EXERCISE OBJECTIVE:
Each line of the records that includes "true" should be found and copied.

── INFORMATION

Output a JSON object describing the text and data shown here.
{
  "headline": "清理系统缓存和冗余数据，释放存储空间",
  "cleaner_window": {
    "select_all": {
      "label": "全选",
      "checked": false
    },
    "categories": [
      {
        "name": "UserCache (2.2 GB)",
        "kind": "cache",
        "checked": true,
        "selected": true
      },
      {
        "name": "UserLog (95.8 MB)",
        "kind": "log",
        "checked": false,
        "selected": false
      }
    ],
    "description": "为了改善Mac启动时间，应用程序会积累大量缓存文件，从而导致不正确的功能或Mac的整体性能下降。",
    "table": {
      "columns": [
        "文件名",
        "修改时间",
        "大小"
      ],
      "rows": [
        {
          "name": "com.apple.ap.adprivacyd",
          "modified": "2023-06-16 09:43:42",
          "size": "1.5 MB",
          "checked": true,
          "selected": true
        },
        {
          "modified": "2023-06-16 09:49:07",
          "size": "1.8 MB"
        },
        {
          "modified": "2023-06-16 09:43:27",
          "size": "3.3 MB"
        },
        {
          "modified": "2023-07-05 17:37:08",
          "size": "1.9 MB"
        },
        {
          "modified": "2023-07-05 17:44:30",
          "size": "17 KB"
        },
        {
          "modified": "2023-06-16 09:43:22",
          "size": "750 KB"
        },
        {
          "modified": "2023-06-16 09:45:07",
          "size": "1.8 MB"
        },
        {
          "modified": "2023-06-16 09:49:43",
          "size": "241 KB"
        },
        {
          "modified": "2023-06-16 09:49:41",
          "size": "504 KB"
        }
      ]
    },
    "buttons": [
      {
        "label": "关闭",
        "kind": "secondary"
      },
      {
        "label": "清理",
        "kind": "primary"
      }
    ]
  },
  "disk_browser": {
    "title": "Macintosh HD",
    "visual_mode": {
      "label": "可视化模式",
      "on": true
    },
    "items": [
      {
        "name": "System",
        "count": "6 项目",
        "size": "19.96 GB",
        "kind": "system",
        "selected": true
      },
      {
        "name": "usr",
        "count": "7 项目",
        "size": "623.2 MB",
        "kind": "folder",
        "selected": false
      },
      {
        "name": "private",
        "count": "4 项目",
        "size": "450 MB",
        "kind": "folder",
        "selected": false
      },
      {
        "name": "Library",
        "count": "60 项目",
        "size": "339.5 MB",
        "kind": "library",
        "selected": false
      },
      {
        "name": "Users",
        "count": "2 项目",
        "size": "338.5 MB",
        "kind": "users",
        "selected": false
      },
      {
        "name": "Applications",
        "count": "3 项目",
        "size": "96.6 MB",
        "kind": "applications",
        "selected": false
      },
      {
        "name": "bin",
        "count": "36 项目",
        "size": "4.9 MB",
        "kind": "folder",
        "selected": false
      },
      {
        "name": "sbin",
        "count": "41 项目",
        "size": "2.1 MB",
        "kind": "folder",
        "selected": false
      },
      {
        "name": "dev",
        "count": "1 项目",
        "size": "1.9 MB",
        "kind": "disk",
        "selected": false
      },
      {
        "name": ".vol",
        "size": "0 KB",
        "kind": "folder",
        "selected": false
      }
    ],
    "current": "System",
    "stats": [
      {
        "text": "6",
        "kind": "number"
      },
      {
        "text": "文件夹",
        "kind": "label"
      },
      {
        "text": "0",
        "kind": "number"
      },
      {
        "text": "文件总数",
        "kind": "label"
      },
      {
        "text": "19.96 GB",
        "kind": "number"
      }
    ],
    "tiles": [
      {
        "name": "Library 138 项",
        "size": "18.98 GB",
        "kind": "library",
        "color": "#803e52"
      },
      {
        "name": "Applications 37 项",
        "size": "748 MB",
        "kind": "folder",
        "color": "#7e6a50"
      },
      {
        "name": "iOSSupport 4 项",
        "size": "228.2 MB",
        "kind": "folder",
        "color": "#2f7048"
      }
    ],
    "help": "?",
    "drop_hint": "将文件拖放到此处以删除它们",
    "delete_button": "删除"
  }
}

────

SOLUTION:
        "checked": true,
        "selected": true
          "checked": true,
          "selected": true
      "on": true
        "selected": true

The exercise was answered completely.